### Data to process

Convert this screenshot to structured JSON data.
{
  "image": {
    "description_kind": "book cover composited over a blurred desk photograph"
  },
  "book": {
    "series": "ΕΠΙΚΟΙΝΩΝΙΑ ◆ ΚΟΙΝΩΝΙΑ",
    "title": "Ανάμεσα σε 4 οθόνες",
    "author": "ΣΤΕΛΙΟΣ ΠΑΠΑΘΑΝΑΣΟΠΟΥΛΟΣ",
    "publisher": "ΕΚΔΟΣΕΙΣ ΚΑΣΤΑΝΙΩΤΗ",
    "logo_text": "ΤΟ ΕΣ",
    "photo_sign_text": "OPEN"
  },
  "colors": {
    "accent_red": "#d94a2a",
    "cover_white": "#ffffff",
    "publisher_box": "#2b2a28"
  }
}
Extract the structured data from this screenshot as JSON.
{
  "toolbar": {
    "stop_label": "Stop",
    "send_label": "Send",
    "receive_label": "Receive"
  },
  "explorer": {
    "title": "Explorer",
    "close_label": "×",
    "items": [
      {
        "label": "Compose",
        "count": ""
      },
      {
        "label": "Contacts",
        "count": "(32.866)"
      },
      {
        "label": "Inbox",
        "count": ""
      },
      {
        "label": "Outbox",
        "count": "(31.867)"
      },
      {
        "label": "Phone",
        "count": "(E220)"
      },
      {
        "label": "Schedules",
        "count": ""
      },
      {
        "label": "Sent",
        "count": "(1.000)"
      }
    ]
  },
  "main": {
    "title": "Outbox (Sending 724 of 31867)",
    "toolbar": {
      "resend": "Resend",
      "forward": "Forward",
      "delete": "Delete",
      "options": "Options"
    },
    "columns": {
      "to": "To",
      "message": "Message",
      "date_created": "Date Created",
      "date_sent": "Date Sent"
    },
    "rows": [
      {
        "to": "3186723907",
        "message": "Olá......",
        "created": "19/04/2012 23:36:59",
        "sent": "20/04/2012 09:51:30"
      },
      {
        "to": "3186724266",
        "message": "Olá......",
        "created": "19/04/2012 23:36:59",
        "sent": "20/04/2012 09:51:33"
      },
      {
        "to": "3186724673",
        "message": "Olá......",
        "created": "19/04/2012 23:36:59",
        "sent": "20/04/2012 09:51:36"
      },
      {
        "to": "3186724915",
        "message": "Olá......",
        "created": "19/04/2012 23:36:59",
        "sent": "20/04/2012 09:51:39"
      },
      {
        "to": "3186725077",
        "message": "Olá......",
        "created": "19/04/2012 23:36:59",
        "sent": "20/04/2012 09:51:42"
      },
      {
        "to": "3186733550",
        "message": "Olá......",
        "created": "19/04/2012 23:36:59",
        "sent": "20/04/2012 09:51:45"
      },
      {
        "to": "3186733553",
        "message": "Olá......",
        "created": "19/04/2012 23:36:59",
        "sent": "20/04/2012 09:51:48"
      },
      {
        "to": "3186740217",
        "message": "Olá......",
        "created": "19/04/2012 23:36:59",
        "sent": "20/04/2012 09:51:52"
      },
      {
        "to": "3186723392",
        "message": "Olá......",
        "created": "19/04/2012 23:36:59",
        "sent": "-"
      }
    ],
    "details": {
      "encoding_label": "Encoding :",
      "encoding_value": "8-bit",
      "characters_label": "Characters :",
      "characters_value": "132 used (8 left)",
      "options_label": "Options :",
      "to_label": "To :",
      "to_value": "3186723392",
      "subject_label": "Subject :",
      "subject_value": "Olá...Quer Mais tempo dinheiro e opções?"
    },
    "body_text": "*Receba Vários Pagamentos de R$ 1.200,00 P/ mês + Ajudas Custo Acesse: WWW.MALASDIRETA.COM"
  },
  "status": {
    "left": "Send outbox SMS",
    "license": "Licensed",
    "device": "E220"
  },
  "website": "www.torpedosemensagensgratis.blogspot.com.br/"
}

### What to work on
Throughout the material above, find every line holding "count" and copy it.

### Answer to this task
        "count": ""
        "count": "(32.866)"
        "count": ""
        "count": "(31.867)"
        "count": "(E220)"
        "count": ""
        "count": "(1.000)"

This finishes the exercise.